Future of TNBC Research and Treatment: A Movement Toward Precision Medicine

September 22, 2015
Staff Writer

Evolving Paradigms, Triple Negative Breast Cancer, Volume 1, Issue 1

While TNBC is a heterogeneous group of breast cancers there is increasing effort to subdivide it into more homogenous groups that may help in more accurate prognosis and response to therapy.

This article is part I of a series. View parts II and III:Evolving Paradigms in Triple-Negative Breast Cancer> >

While TNBC is a heterogeneous group of breast cancers there is increasing effort to subdivide it into more homogenous groups that may help in more accurate prognosis and response to therapy.

Le Du et al propose that five molecular subtypes of TNBC have a high potential to drive clinical trials. These include the basal-like, mesenchymal-like, the immune-associated, androgen receptor overexpression in the luminal/apocrine group, and HER2-enriched.80

Because of genetic instability of the tumors, the cancer can have molecular changes throughout the course of the disease. Therefore, it is not known if molecular classification at the time of diagnosis will continue to be predictive of response after treatment as the tumor evolves. Less invasive methods, such as analysis of circulating tumor DNA or circulating tumor cells, may be an accurate method of monitoring clinical response to treatment and personalizing the treatment as the disease progresses. As more research continues into the molecular subtypes of TNBC, there is the potential to uncover additional biomarkers (FIGURE 5).80

Figure 5. Triple-Negative Breast Cancer classifications.

An additional target under research in the treatment of TNBC is the notch signaling pathway, which is involved in self-renewal, angiogenesis, proliferation, and apoptosis. TNBC xenograft models with NOTCH1 rearrangements were found to be sensitive to gamma-secretase inhibitors.81

PF-03084014 is a selective gamma-secretase inhibitor that is thought to have antitumor activity by blocking activation of notch receptors.82A phase II, open-label biomarker study of PF- 030804014 is under way for nonmetastatic chemoresistant TNBC (NCT02338531).83

There is evidence that the JAK2/STAT3 pathway disruption may be a potential target in TNBC. Janus kinases (JAKs) are another group of tyrosine kinases involved in cell survival and growth. In basal-like breast cancer, JAK/STAT3 was found to be active and inhibition led to decreased growth in the xenograft models.81

Ruxolitinib, an IL-6/JAK/STAT inhibitor, is being studied in a phase I trial for recurrent breast cancer, with a phase II portion specifically for preoperative inflammatory TNBC (NCT02041429).84

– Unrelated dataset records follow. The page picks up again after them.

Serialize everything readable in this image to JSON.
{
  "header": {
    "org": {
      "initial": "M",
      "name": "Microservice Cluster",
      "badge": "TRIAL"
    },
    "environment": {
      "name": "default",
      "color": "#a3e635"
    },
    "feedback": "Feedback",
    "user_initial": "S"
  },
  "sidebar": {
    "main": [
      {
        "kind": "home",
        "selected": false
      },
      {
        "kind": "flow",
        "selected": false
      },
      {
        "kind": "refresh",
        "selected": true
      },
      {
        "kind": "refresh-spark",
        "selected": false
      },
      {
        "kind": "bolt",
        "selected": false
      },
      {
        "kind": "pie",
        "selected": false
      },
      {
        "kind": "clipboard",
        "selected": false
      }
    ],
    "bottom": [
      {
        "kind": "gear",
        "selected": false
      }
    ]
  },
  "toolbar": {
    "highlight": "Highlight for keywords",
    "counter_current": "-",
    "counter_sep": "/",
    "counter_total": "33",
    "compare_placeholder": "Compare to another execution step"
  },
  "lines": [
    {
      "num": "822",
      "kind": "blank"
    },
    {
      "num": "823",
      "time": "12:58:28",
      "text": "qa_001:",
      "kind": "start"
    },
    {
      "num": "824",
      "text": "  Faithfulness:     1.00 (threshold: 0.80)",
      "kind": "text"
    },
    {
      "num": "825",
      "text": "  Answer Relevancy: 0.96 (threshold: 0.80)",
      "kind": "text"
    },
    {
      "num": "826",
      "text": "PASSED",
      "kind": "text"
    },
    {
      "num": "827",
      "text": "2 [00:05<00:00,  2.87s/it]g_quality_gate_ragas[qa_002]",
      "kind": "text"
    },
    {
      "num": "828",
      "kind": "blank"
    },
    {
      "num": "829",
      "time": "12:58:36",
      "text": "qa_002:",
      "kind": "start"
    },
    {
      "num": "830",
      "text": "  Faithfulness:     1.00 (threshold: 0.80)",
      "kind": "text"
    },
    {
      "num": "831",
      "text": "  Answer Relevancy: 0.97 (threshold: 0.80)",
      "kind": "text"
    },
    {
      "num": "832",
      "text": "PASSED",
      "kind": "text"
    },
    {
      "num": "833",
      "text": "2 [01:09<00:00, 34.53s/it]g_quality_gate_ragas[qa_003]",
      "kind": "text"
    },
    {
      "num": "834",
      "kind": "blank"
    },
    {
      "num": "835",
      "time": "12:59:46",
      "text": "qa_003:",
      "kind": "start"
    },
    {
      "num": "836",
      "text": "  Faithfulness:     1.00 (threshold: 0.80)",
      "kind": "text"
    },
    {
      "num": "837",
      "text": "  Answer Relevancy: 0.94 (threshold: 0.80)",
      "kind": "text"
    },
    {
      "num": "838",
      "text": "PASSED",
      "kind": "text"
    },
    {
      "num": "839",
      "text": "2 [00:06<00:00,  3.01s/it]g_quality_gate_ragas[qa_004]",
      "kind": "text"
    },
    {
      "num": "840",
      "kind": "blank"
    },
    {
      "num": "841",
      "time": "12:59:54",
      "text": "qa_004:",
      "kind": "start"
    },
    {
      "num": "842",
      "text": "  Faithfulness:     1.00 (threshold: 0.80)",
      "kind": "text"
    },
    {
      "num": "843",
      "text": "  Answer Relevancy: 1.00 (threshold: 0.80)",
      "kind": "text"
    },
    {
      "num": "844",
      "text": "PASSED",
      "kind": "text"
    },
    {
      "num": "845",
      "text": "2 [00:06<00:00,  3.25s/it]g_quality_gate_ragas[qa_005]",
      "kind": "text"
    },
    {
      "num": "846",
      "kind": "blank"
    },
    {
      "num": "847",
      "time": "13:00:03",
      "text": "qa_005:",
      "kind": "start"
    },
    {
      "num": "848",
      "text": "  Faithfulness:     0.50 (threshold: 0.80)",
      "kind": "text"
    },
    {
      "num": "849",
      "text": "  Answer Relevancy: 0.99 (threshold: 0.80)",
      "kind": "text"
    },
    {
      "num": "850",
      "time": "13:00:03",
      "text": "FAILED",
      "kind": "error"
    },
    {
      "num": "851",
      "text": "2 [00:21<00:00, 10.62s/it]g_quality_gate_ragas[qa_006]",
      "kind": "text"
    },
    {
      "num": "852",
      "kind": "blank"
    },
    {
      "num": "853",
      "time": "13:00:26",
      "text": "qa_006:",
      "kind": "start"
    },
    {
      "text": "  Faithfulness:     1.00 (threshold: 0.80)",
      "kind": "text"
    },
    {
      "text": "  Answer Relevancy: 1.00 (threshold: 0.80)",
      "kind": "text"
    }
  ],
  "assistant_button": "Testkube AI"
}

Trop-2 is overexpressed in some epithelial cancers and involved in cell-to-cell adhesion. The US Food and Drug Administration (FDA) gave a fast track designation to IMMU-132 (isactuzumab govitecan) for progressive metastatic TNBC.81An open-label, phase II study that is not yet recruiting will look at IMMU-132 and carboplatin in patients with TNBC (NCT02161679).85

Innate immunosurveillance has the ability to identify cancerous cells and destroy them. However, cancer cells characteristically have the ability to evade the immune system. New evidence points to cytotoxic T-lymphocyte antigen (CTLA) inhibitors and programed cell death-1 inhibitors (PD-1) as potential targeted immunotherapies. Furthermore, the PD-1 ligand, PD-L1, is expressed in about 20% of TNBC and confers a poorer prognosis.86Nanda et al presented an abstract for pembrolizumab (MK-3475), a selective humanized monoclonal antibody that blocks PD-1, in the treatment of advanced TNBC. They found that pembrolizumab was tolerated and effective in heavily pretreated TNBC and thus opens the door for immune checkpoint inhibition in TNBC.87

New research into the association of CD44(+)/CD24(-) and TNBC found this relationship may play a role in the aggressive nature of TNBC. Therefore, CD44(+)/CD24(-) may be another future targeted therapy in the TNBC population.88

Finally, new research into insulin-like growth factor may provide even more options for targeted therapy. For example, insulin-like growth factor-2 mRNA binding protein 3 (IMP3) is expressed in TNBC, and its function is not completely understood. Evidence now points to IMP3 being involved in breast tumor initiation and more aggressive diease.89Likewise, insulin-like growth factor binding protein-3 (IGFBP-3) is highly expressed in TNBC and may function as a tumor promotor. The mechanism involves interaction with EGFR and growth-stimulatory signaling. Furthermore, the interaction of IGFBP-3 and EGFR may be asscoiated with TNBC chemoresistance. In-depth understanding of this relationship is another potential target for TNBC treatment.90

Click here for references:Evolving Paradigms in Triple-Negative Breast Cancer: References> >